ebay scams going international

Every once in a while I hear someone raving about a new gadget and my first instinct is to check amazon first for a price, then check ebay to see what kinds of discounts are available. I’ve been doing this for the past couple years.

What I’ve noticed lately though is my search results are filled with results from sellers in China, often selling something for 80% off or more. But if you dig into profiles of the sellers, they’ve either never sold anything (just bought 4 or 5 small things) or their only feedback is from unregistered users. It’s like an ebay scam from 1998 being repeated, only this time the scammers are based in China instead of the US or EU.

Here are some examples: a search for “garmin nuvi”, a ~$900 in-car GPS unit. If you look down the listings, the prices range from $650-900 but my results show a bunch of Chinese sellers offering it for about $150. Here is one. The feedback profile on the seller shows +12, with no negatives, but notice that none are from buyers. This account has never sold anything. The username looks like a random text string, and many of the names of people leaving comments have similar names. If you look at someone that left feedback, you’ll notice another account with around 10-12 positive feedback points, left by others with about 10-12 feedback points and similar bot-like names.

I didn’t know ebay was selling from China, but it seems like someone is creating vast quantities of zombie users that give each other good feedback on small items only to use the resulting users to sell big ticket items at 20% of the retail price, which I assume is when the scam is over and they just keep the money, ditch that user account, and move on.
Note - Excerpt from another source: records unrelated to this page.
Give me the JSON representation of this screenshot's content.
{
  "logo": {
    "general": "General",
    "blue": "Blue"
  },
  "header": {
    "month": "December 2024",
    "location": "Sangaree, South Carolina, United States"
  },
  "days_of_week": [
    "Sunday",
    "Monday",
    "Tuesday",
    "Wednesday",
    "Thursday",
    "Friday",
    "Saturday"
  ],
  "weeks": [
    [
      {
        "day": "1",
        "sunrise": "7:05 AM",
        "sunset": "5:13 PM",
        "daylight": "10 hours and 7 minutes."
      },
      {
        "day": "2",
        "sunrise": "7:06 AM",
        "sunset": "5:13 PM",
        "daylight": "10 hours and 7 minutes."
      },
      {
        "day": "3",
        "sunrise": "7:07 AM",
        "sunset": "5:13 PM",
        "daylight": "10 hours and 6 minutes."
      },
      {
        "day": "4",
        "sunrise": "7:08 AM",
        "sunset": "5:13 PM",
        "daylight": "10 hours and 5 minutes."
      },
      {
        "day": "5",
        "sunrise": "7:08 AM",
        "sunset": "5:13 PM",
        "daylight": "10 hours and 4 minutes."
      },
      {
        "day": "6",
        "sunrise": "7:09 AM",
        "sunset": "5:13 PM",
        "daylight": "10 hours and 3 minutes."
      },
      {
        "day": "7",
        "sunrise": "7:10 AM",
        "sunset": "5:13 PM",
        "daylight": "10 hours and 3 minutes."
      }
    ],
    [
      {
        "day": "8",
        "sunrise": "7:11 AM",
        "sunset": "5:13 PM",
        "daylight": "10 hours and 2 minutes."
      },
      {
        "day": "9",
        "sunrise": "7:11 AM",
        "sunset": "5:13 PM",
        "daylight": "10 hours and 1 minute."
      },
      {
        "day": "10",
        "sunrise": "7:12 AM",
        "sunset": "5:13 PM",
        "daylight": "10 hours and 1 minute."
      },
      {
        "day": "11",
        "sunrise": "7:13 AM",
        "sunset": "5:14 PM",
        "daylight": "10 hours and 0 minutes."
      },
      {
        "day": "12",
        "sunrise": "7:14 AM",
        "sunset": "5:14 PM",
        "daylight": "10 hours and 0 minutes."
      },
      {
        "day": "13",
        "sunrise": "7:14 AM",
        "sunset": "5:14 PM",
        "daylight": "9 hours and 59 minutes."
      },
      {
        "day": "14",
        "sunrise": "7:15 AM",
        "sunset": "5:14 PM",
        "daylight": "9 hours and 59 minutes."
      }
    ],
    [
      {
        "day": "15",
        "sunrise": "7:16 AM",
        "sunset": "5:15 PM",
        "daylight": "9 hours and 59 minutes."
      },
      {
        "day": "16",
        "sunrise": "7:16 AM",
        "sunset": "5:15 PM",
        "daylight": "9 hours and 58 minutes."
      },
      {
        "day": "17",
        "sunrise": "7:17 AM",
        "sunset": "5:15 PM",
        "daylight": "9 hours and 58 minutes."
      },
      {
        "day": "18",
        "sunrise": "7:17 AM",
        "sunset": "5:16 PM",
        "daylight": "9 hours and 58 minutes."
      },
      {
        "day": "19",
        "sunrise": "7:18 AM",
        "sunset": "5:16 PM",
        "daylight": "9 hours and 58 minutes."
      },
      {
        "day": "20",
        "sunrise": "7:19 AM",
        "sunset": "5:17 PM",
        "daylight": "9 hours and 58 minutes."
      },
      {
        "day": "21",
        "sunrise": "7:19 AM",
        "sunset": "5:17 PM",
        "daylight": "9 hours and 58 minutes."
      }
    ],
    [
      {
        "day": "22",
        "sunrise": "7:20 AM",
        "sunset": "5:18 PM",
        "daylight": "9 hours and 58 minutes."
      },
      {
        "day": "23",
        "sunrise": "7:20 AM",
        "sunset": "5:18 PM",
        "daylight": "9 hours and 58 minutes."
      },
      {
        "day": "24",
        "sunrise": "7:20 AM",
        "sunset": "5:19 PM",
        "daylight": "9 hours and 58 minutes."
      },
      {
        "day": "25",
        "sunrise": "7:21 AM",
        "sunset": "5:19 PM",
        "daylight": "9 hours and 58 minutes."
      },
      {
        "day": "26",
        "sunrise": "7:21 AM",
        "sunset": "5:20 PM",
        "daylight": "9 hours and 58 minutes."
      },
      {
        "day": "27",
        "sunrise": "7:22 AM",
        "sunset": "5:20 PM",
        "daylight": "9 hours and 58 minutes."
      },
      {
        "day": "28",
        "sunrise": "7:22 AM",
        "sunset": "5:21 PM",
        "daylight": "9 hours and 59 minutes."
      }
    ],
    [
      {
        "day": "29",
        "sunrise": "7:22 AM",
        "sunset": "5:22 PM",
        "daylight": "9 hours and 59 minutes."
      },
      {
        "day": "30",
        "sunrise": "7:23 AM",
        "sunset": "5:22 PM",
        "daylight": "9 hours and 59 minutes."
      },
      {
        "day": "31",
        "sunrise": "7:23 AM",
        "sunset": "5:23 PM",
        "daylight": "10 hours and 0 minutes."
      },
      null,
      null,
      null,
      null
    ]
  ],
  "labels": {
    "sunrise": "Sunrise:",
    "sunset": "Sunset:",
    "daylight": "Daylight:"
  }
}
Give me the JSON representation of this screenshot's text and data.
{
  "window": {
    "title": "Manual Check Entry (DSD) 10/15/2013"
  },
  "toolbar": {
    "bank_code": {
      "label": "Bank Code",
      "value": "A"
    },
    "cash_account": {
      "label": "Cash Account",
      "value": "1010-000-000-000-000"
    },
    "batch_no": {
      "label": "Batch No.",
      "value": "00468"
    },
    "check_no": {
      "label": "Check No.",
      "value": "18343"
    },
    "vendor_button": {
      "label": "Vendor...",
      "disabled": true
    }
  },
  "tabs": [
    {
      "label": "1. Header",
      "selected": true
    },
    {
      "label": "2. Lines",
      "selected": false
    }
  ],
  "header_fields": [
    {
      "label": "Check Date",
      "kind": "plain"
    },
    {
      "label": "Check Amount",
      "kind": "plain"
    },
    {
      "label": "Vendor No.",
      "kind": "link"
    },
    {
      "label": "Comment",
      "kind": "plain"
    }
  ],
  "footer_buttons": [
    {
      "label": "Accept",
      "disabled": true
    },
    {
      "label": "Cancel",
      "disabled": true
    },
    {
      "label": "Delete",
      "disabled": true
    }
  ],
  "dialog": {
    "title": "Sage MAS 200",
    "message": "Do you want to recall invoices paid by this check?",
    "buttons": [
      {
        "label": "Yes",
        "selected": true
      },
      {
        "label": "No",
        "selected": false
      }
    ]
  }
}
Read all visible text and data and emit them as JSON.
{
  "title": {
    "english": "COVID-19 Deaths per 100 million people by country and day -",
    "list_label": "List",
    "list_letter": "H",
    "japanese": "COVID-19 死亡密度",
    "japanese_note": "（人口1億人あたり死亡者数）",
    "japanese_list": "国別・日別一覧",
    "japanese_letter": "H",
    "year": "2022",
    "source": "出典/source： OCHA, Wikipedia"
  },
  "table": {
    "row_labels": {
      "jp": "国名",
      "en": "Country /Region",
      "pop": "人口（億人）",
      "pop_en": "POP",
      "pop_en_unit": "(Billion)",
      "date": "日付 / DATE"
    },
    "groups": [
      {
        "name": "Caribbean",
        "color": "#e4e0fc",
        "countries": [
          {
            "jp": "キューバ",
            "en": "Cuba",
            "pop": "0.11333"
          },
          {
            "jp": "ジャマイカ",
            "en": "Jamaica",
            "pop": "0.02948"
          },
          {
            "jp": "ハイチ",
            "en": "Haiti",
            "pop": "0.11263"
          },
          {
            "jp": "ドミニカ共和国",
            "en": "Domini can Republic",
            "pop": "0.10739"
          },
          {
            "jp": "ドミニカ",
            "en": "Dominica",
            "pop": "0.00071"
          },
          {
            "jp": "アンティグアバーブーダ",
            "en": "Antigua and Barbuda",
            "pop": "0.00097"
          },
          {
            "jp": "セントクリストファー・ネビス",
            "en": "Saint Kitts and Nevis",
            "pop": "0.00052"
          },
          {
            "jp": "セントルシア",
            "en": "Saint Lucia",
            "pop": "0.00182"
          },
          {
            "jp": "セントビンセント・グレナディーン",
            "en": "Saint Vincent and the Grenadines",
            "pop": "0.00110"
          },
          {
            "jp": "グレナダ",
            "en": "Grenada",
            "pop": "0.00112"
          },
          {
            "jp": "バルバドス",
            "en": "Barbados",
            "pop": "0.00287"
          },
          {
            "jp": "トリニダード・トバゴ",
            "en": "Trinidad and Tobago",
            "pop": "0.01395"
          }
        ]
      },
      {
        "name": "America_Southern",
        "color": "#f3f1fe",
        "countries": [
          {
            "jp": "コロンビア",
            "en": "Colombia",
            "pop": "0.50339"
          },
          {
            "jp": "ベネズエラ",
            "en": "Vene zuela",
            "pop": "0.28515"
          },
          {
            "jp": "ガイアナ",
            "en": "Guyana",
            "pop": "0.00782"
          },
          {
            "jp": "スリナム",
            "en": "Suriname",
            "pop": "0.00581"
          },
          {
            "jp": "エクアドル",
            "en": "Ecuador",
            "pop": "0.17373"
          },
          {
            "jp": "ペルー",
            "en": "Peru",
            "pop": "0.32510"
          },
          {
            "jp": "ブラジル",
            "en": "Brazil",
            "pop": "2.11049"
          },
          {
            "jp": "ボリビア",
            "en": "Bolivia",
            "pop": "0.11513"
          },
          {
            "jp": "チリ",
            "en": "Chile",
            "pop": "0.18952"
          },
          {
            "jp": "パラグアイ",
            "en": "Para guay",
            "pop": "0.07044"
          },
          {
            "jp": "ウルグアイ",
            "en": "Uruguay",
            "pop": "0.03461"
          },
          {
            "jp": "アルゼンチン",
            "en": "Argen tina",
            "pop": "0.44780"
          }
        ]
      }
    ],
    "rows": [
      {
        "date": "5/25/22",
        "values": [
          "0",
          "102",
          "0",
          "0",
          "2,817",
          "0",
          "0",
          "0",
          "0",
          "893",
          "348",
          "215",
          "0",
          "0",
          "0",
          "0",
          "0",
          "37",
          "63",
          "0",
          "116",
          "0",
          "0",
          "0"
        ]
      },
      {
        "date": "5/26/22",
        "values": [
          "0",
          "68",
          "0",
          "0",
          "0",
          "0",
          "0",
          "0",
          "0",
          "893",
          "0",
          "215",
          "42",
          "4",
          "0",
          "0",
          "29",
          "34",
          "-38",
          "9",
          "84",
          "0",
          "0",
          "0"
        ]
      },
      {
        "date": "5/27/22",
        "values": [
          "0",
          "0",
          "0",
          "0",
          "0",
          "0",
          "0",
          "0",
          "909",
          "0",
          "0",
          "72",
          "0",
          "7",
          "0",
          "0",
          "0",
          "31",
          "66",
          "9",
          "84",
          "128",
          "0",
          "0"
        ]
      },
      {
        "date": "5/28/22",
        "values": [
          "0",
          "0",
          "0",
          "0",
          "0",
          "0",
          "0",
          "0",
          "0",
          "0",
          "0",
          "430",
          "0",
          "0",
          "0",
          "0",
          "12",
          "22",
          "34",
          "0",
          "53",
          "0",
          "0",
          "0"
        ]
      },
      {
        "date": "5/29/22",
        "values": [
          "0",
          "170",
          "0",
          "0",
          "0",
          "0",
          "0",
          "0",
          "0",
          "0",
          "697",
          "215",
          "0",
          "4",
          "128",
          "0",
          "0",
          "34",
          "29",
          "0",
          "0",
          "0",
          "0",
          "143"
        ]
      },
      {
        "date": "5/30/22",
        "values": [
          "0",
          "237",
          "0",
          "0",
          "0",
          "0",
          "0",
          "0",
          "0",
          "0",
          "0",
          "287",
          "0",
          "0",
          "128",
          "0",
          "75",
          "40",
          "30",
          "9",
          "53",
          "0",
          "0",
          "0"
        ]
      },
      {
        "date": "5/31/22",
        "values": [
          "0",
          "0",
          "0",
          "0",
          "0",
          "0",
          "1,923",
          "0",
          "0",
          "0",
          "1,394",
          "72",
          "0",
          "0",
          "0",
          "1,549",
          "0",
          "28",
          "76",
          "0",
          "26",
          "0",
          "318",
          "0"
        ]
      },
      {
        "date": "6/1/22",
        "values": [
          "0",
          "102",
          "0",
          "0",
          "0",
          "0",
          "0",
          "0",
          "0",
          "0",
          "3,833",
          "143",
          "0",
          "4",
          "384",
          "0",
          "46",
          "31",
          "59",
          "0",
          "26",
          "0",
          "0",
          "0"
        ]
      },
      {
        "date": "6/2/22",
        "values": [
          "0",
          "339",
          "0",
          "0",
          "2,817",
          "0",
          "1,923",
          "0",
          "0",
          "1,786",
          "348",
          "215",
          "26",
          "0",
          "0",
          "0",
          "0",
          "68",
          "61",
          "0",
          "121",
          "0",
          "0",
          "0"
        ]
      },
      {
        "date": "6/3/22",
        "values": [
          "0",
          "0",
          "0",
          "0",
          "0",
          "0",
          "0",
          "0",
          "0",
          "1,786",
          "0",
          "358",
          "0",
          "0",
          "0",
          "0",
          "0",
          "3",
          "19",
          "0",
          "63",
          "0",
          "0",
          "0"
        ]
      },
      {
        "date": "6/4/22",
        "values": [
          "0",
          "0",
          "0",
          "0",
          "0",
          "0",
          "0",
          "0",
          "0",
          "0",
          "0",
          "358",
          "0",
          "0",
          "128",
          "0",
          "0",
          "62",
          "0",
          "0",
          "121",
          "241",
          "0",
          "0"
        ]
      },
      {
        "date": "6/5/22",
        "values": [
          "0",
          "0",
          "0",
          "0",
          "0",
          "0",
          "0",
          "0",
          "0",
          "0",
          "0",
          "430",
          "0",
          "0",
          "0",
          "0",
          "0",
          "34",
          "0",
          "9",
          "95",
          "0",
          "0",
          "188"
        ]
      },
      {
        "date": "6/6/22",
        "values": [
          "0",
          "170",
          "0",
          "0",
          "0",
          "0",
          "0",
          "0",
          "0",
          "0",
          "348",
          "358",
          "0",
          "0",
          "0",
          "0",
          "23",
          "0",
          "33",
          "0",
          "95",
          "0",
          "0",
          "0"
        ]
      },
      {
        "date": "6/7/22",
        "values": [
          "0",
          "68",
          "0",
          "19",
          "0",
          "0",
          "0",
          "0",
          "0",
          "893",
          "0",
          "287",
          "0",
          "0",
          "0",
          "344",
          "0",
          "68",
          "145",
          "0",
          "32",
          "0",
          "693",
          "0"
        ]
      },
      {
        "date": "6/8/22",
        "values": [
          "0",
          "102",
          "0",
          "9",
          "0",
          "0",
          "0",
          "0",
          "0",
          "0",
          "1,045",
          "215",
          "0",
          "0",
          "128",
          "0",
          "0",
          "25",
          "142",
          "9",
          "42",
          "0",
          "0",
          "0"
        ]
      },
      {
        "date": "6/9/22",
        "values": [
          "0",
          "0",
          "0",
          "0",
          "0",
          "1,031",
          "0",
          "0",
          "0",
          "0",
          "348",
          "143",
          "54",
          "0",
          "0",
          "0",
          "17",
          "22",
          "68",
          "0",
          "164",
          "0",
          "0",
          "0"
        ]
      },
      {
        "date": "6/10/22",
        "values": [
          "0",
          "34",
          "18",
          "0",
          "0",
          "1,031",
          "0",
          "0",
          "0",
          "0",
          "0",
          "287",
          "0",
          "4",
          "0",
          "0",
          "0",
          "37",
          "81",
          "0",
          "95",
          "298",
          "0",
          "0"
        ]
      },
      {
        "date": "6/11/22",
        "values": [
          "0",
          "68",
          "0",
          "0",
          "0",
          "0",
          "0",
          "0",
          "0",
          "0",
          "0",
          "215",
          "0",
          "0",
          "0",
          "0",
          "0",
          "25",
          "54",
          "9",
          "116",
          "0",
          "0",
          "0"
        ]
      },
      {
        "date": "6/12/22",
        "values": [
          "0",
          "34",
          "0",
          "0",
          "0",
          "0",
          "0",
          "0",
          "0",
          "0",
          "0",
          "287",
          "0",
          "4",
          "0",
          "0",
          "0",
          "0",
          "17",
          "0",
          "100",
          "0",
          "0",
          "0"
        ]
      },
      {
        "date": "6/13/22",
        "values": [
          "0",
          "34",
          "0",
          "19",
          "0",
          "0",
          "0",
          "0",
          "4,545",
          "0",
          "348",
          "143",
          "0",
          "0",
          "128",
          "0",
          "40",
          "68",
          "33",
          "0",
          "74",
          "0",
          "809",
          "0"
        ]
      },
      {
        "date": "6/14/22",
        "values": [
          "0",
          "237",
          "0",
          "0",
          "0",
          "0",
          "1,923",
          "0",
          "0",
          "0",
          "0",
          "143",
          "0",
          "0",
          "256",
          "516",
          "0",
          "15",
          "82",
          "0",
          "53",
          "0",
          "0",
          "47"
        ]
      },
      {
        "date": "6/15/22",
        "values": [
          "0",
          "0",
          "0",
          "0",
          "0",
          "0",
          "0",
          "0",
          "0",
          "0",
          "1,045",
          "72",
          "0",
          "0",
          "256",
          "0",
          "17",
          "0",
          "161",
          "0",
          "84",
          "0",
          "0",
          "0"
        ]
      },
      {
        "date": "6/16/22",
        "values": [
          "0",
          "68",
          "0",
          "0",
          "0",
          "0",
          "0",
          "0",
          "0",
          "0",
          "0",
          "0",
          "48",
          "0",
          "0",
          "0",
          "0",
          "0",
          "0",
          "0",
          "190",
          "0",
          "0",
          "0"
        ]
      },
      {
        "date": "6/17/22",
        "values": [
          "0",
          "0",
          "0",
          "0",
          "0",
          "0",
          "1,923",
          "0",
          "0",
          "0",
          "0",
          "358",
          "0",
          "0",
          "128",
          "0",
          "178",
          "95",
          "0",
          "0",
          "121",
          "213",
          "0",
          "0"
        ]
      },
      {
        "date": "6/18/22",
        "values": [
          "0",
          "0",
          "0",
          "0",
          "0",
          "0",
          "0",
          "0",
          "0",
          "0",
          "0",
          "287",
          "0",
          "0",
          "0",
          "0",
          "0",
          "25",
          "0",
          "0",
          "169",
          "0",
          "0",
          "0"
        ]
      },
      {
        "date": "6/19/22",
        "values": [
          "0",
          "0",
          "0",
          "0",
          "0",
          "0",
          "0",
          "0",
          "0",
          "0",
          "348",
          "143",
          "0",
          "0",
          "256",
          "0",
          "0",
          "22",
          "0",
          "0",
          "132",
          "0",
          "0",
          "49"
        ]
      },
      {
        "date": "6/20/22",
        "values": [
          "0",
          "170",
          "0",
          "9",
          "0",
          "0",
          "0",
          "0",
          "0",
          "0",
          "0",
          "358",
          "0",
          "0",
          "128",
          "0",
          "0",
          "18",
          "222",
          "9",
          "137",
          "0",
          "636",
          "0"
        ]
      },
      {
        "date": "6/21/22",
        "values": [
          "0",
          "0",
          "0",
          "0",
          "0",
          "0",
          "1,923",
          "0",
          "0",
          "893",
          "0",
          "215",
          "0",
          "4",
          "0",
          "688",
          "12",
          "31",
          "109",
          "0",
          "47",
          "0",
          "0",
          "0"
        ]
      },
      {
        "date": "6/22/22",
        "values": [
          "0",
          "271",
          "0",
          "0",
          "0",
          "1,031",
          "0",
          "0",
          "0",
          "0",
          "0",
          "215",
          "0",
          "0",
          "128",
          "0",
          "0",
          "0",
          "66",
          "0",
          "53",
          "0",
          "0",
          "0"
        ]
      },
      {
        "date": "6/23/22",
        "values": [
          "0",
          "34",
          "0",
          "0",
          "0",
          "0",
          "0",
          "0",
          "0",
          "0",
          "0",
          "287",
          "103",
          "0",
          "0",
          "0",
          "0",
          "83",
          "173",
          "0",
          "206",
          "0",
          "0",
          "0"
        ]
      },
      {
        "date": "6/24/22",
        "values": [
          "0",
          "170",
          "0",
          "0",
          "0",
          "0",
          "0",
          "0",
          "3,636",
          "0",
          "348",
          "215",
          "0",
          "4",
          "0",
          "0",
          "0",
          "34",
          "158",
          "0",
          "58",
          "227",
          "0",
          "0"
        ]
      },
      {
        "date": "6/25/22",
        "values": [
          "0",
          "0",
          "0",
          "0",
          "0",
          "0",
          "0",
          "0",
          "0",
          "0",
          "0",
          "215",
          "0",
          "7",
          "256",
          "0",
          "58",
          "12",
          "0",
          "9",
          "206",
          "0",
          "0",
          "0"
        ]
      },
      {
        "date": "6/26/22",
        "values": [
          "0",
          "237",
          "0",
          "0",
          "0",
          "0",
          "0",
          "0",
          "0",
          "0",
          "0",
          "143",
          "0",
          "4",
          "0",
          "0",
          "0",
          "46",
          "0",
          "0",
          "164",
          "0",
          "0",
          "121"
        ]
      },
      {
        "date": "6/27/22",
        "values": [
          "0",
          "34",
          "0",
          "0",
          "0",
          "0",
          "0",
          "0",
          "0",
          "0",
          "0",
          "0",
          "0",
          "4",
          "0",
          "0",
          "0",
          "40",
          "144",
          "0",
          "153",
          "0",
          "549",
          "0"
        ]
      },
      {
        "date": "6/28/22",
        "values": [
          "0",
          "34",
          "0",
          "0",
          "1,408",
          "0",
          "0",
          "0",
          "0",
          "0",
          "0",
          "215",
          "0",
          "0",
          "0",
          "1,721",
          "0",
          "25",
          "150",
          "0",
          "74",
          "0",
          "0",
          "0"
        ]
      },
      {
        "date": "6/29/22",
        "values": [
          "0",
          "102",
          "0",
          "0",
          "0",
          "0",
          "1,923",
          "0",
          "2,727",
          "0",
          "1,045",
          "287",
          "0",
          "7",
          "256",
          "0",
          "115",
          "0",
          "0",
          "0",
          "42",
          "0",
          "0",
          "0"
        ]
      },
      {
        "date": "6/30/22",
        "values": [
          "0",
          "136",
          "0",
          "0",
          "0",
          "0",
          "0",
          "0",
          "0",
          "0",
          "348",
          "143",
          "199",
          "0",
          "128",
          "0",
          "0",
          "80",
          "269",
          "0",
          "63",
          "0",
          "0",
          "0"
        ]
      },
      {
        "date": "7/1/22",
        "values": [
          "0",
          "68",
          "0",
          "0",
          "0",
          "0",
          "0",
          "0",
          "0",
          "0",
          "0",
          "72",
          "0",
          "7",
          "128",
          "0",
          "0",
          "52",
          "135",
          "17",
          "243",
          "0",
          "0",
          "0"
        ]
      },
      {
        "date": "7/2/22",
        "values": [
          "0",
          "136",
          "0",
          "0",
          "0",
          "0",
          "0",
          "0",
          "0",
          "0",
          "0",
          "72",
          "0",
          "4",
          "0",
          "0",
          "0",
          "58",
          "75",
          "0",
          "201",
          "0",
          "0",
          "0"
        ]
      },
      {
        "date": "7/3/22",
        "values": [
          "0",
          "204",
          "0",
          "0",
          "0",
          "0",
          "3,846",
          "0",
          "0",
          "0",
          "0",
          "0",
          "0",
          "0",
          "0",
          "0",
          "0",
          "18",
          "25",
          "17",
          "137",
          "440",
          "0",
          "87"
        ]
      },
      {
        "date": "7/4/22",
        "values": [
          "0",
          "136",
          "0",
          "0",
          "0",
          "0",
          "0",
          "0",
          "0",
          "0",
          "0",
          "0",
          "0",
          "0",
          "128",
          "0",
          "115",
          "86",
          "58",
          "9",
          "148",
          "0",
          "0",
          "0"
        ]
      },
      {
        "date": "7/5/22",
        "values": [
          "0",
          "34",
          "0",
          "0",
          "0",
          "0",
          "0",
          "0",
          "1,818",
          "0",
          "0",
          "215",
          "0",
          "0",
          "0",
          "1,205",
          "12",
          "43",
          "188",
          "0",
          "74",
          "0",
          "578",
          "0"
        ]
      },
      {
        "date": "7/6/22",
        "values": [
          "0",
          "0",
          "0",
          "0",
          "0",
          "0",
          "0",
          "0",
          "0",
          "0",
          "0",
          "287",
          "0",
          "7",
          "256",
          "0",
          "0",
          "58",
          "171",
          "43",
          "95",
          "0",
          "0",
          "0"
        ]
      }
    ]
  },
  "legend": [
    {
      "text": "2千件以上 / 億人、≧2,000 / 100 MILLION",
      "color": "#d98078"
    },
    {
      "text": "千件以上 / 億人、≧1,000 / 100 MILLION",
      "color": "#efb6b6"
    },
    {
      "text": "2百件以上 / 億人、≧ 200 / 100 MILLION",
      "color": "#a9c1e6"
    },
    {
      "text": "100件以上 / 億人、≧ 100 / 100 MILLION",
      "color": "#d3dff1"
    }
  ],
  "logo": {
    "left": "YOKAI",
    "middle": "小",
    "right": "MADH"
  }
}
What baffles me is why the past ten years of ebay’s fraud detection hasn’t prevented something like this from happening.